Data records
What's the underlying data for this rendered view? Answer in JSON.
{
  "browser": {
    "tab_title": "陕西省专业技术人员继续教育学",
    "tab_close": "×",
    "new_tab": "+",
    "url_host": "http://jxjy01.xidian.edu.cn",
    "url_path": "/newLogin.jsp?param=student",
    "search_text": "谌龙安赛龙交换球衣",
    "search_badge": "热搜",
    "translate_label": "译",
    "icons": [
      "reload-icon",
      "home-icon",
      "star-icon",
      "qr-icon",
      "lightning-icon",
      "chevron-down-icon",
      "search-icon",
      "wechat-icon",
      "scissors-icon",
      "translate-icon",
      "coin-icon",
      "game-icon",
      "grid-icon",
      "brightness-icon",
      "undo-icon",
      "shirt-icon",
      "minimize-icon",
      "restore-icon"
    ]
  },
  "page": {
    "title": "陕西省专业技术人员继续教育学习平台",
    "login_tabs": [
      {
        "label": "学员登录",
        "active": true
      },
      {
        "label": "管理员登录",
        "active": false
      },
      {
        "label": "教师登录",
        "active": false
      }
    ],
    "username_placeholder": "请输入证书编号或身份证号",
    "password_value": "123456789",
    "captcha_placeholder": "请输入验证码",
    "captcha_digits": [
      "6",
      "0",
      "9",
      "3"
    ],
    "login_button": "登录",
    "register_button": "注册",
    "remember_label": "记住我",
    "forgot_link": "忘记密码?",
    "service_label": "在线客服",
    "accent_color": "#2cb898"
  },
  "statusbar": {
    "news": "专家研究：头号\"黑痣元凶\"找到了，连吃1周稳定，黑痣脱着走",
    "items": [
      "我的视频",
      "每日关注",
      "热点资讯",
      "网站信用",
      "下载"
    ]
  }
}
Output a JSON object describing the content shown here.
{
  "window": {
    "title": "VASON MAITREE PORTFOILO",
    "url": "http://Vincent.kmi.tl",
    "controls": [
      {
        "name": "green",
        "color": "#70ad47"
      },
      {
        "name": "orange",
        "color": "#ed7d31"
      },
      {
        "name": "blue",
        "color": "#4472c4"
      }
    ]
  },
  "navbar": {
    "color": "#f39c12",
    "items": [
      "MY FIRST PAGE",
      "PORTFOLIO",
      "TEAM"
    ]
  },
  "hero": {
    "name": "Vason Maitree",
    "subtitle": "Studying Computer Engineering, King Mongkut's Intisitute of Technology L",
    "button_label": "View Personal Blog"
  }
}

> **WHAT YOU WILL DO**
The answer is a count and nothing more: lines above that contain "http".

> **ANSWER AREA**
2